## Instructions for the task
The answer must consist of every record, printed exactly as it stands.

## Data extract

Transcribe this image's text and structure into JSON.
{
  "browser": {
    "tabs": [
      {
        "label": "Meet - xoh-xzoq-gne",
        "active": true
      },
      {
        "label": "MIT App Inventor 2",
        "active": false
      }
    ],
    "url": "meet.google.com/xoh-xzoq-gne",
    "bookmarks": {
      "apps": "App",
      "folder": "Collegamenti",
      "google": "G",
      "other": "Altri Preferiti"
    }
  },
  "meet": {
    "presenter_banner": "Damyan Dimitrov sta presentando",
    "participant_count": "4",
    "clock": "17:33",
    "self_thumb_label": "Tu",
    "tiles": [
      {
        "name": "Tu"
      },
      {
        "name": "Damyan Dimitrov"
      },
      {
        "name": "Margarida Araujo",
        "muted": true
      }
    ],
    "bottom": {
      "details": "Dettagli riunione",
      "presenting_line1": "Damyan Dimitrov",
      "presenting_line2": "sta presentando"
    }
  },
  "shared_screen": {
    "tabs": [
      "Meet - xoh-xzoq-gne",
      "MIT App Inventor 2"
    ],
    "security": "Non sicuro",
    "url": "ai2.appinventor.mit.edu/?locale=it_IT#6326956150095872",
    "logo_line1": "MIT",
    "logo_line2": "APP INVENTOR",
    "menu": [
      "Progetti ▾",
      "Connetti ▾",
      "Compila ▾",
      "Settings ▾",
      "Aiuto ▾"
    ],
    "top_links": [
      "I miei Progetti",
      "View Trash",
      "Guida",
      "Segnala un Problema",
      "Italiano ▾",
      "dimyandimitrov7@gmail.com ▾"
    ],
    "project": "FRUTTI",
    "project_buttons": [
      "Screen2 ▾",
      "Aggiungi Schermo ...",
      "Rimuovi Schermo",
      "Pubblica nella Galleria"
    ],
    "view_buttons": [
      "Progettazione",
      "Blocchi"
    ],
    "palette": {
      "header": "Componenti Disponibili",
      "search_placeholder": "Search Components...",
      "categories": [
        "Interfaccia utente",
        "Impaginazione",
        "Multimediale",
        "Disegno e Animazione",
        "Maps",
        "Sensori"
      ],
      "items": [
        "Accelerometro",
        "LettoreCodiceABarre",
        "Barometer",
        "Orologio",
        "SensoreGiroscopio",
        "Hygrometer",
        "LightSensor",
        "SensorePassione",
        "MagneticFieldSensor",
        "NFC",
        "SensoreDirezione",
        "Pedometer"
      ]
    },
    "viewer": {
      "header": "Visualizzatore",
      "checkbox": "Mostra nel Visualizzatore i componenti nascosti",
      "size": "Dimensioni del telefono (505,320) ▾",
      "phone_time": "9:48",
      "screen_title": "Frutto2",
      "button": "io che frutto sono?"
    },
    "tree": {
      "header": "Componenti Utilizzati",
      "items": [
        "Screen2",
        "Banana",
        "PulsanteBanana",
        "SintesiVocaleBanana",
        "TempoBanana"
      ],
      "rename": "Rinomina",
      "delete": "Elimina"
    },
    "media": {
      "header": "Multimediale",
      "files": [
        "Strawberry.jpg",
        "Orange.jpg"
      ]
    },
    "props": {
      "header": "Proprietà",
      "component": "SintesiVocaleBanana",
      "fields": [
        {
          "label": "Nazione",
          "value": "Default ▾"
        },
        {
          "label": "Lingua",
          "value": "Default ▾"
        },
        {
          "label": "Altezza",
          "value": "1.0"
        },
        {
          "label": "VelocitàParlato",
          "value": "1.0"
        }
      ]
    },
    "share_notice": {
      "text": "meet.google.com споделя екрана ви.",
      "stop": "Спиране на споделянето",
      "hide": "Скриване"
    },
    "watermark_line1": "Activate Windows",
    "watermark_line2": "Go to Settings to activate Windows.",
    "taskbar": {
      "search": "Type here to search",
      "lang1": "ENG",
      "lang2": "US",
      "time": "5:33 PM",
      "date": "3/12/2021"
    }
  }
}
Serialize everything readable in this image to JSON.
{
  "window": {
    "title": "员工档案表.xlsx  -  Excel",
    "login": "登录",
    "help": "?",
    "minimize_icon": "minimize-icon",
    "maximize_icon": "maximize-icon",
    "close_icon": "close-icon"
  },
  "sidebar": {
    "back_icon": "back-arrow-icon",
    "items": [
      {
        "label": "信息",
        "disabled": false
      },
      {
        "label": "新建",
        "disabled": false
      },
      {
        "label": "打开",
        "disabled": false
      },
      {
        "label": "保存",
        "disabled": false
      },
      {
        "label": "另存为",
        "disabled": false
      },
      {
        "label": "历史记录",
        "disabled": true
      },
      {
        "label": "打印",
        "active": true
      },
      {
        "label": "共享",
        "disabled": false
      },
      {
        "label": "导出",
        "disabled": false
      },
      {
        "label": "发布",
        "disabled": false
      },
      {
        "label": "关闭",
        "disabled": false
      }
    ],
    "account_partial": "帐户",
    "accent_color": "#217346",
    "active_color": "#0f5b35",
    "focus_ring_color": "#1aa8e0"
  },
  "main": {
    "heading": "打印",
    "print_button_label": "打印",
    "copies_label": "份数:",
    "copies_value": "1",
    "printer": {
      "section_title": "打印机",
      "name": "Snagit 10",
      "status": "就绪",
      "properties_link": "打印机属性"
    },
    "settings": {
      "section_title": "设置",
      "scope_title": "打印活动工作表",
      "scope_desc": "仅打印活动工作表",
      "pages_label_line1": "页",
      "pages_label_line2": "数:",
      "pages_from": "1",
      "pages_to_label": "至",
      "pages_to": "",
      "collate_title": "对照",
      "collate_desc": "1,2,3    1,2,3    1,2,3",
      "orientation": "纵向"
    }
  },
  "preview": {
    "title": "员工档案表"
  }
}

## Result of this task
Transcribe this image's text and structure into JSON.
{
  "browser": {
    "tabs": [
      {
        "label": "Meet - xoh-xzoq-gne",
        "active": true
      },
      {
        "label": "MIT App Inventor 2",
        "active": false
      }
    ],
    "url": "meet.google.com/xoh-xzoq-gne",
    "bookmarks": {
      "apps": "App",
      "folder": "Collegamenti",
      "google": "G",
      "other": "Altri Preferiti"
    }
  },
  "meet": {
    "presenter_banner": "Damyan Dimitrov sta presentando",
    "participant_count": "4",
    "clock": "17:33",
    "self_thumb_label": "Tu",
    "tiles": [
      {
        "name": "Tu"
      },
      {
        "name": "Damyan Dimitrov"
      },
      {
        "name": "Margarida Araujo",
        "muted": true
      }
    ],
    "bottom": {
      "details": "Dettagli riunione",
      "presenting_line1": "Damyan Dimitrov",
      "presenting_line2": "sta presentando"
    }
  },
  "shared_screen": {
    "tabs": [
      "Meet - xoh-xzoq-gne",
      "MIT App Inventor 2"
    ],
    "security": "Non sicuro",
    "url": "ai2.appinventor.mit.edu/?locale=it_IT#6326956150095872",
    "logo_line1": "MIT",
    "logo_line2": "APP INVENTOR",
    "menu": [
      "Progetti ▾",
      "Connetti ▾",
      "Compila ▾",
      "Settings ▾",
      "Aiuto ▾"
    ],
    "top_links": [
      "I miei Progetti",
      "View Trash",
      "Guida",
      "Segnala un Problema",
      "Italiano ▾",
      "dimyandimitrov7@gmail.com ▾"
    ],
    "project": "FRUTTI",
    "project_buttons": [
      "Screen2 ▾",
      "Aggiungi Schermo ...",
      "Rimuovi Schermo",
      "Pubblica nella Galleria"
    ],
    "view_buttons": [
      "Progettazione",
      "Blocchi"
    ],
    "palette": {
      "header": "Componenti Disponibili",
      "search_placeholder": "Search Components...",
      "categories": [
        "Interfaccia utente",
        "Impaginazione",
        "Multimediale",
        "Disegno e Animazione",
        "Maps",
        "Sensori"
      ],
      "items": [
        "Accelerometro",
        "LettoreCodiceABarre",
        "Barometer",
        "Orologio",
        "SensoreGiroscopio",
        "Hygrometer",
        "LightSensor",
        "SensorePassione",
        "MagneticFieldSensor",
        "NFC",
        "SensoreDirezione",
        "Pedometer"
      ]
    },
    "viewer": {
      "header": "Visualizzatore",
      "checkbox": "Mostra nel Visualizzatore i componenti nascosti",
      "size": "Dimensioni del telefono (505,320) ▾",
      "phone_time": "9:48",
      "screen_title": "Frutto2",
      "button": "io che frutto sono?"
    },
    "tree": {
      "header": "Componenti Utilizzati",
      "items": [
        "Screen2",
        "Banana",
        "PulsanteBanana",
        "SintesiVocaleBanana",
        "TempoBanana"
      ],
      "rename": "Rinomina",
      "delete": "Elimina"
    },
    "media": {
      "header": "Multimediale",
      "files": [
        "Strawberry.jpg",
        "Orange.jpg"
      ]
    },
    "props": {
      "header": "Proprietà",
      "component": "SintesiVocaleBanana",
      "fields": [
        {
          "label": "Nazione",
          "value": "Default ▾"
        },
        {
          "label": "Lingua",
          "value": "Default ▾"
        },
        {
          "label": "Altezza",
          "value": "1.0"
        },
        {
          "label": "VelocitàParlato",
          "value": "1.0"
        }
      ]
    },
    "share_notice": {
      "text": "meet.google.com споделя екрана ви.",
      "stop": "Спиране на споделянето",
      "hide": "Скриване"
    },
    "watermark_line1": "Activate Windows",
    "watermark_line2": "Go to Settings to activate Windows.",
    "taskbar": {
      "search": "Type here to search",
      "lang1": "ENG",
      "lang2": "US",
      "time": "5:33 PM",
      "date": "3/12/2021"
    }
  }
}
Serialize everything readable in this image to JSON.
{
  "window": {
    "title": "员工档案表.xlsx  -  Excel",
    "login": "登录",
    "help": "?",
    "minimize_icon": "minimize-icon",
    "maximize_icon": "maximize-icon",
    "close_icon": "close-icon"
  },
  "sidebar": {
    "back_icon": "back-arrow-icon",
    "items": [
      {
        "label": "信息",
        "disabled": false
      },
      {
        "label": "新建",
        "disabled": false
      },
      {
        "label": "打开",
        "disabled": false
      },
      {
        "label": "保存",
        "disabled": false
      },
      {
        "label": "另存为",
        "disabled": false
      },
      {
        "label": "历史记录",
        "disabled": true
      },
      {
        "label": "打印",
        "active": true
      },
      {
        "label": "共享",
        "disabled": false
      },
      {
        "label": "导出",
        "disabled": false
      },
      {
        "label": "发布",
        "disabled": false
      },
      {
        "label": "关闭",
        "disabled": false
      }
    ],
    "account_partial": "帐户",
    "accent_color": "#217346",
    "active_color": "#0f5b35",
    "focus_ring_color": "#1aa8e0"
  },
  "main": {
    "heading": "打印",
    "print_button_label": "打印",
    "copies_label": "份数:",
    "copies_value": "1",
    "printer": {
      "section_title": "打印机",
      "name": "Snagit 10",
      "status": "就绪",
      "properties_link": "打印机属性"
    },
    "settings": {
      "section_title": "设置",
      "scope_title": "打印活动工作表",
      "scope_desc": "仅打印活动工作表",
      "pages_label_line1": "页",
      "pages_label_line2": "数:",
      "pages_from": "1",
      "pages_to_label": "至",
      "pages_to": "",
      "collate_title": "对照",
      "collate_desc": "1,2,3    1,2,3    1,2,3",
      "orientation": "纵向"
    }
  },
  "preview": {
    "title": "员工档案表"
  }
}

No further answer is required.